JLA boilers for example are all installed with smart remote monitoring and diagnostics as standard, with real time data flagging and can potentially fix minor issues before they impact a site’s heating or hot water supply. They also have remote control ‘weather detection’ technology which allows automated and manual system changes from a central hub that ensures optimum boiler efficiency at all times.
Some of the key things to check this autumn include:
• Inspecting all thermostatic radiator valves to ensure they are all operational and confirming the make, model and number of all boilers onsite to get a view of the heating provisions.
• Highlighting and planning for any discontinued or shortage of parts, and clarifying whether your organisation has an emergency back-up solution in the event of a system failure.
• Reviewing the performance of your boilers and pumps, and recommending upgrades to improve efficiency and lower operating costs.
In the event that your commercial business does not have an adequate backup system, an accredited provider can help you formulate an emergency plan for the peace of mind of those who are concerned about business continuity during lockdown. Furthermore, if a business requires a new boiler but is unable to afford the outright cost, the best suppliers will offer rental subscription solutions to spread the cost and avoid the need for capital outlay.
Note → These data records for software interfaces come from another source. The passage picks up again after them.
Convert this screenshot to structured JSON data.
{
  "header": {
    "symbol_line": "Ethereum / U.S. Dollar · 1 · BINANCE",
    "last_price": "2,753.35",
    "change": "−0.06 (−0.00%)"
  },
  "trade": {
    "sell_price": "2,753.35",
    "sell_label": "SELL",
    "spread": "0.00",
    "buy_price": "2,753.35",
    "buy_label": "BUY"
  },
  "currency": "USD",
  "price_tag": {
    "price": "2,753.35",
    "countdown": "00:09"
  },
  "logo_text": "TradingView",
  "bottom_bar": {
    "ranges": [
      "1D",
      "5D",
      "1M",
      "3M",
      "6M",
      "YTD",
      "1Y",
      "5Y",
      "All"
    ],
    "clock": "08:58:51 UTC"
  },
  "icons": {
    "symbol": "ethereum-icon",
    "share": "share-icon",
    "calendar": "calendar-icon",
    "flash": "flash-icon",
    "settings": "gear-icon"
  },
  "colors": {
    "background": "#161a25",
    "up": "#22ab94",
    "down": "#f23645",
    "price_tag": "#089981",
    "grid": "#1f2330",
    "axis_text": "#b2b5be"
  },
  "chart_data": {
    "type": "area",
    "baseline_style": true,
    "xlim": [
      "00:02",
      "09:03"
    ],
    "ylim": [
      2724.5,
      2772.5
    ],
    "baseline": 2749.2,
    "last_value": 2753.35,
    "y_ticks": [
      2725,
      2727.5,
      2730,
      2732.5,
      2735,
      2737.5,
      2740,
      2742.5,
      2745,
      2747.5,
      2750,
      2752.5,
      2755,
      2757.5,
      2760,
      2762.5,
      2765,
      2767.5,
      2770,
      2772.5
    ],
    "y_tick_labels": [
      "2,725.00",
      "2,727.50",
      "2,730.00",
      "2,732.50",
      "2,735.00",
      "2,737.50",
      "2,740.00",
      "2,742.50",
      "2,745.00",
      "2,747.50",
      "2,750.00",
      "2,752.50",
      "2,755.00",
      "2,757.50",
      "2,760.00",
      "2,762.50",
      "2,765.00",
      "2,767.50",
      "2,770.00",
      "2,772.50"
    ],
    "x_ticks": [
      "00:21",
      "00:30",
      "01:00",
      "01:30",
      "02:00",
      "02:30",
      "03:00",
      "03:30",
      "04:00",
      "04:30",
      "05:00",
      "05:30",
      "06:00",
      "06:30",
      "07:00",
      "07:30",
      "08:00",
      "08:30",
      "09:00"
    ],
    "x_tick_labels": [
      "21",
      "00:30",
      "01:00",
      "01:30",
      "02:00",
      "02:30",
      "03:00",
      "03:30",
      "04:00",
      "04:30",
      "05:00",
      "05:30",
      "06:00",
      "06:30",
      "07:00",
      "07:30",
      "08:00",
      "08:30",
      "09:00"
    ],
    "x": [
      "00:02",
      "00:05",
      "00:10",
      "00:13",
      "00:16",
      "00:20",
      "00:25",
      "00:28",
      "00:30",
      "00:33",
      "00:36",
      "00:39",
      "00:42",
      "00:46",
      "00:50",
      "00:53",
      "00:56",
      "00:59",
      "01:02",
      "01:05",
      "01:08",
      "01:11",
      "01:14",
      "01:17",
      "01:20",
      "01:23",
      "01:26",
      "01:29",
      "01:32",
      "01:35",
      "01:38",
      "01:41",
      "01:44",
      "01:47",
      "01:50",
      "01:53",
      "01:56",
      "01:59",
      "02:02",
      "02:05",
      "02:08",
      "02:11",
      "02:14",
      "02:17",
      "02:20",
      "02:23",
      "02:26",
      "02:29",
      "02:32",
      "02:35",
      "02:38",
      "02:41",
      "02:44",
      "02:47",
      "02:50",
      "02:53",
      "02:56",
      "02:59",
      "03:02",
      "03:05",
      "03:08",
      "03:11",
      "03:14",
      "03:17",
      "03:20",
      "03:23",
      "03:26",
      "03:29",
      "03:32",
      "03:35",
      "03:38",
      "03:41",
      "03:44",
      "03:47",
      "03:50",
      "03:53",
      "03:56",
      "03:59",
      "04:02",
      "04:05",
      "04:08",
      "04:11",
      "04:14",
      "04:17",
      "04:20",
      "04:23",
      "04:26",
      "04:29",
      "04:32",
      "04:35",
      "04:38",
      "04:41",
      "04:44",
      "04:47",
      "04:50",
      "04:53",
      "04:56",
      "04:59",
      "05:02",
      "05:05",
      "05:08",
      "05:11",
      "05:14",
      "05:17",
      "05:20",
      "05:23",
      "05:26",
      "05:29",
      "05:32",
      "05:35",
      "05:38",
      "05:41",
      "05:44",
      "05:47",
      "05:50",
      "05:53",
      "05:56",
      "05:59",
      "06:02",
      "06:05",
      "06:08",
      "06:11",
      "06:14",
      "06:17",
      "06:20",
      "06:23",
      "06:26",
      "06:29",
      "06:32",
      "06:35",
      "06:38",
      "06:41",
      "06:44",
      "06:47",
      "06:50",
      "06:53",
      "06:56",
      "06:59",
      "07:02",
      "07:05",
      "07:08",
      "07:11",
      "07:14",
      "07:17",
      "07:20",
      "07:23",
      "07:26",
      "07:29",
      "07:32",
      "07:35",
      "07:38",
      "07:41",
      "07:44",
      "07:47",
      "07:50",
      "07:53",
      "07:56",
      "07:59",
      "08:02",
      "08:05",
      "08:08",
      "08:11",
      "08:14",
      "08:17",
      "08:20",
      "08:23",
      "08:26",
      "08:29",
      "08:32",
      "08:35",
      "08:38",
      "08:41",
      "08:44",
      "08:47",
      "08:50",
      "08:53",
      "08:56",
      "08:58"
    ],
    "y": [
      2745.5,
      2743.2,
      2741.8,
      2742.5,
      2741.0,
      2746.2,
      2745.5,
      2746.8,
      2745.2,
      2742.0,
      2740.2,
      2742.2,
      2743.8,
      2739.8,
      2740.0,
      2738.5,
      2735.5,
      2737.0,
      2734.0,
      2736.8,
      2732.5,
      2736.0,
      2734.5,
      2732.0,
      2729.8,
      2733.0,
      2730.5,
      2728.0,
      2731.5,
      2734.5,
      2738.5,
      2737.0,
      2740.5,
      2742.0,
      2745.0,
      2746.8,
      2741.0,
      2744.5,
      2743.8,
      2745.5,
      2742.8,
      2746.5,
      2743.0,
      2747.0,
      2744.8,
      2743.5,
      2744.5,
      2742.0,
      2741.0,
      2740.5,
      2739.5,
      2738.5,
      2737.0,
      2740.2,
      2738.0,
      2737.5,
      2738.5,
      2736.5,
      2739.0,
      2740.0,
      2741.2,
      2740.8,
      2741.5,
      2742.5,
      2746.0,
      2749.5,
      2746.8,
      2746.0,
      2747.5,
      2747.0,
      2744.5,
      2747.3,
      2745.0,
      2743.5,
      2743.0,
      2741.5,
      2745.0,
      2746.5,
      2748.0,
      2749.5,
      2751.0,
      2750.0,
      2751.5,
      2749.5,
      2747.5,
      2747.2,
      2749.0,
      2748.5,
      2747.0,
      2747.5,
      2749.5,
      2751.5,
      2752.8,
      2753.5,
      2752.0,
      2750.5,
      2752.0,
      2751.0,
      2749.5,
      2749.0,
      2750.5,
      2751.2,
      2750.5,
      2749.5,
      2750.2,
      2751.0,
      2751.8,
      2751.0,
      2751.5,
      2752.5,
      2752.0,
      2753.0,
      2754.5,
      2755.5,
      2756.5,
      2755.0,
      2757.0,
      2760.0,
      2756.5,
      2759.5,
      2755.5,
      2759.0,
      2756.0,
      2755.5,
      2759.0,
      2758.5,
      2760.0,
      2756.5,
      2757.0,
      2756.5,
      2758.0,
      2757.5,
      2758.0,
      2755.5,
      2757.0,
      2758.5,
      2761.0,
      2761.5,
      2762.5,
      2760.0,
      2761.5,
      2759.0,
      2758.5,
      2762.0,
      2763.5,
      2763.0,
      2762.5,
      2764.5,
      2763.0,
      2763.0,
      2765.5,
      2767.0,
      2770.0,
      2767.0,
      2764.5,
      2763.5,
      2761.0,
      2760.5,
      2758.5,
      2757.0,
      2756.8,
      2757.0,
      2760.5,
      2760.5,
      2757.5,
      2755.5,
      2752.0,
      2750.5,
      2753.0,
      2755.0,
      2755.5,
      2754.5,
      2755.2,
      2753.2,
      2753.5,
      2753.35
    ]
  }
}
Ultimately, in order to navigate the colder months, you should review, stabilise and upgrade your heating systems to prioritise staff safety, business continuity and energy efficiency.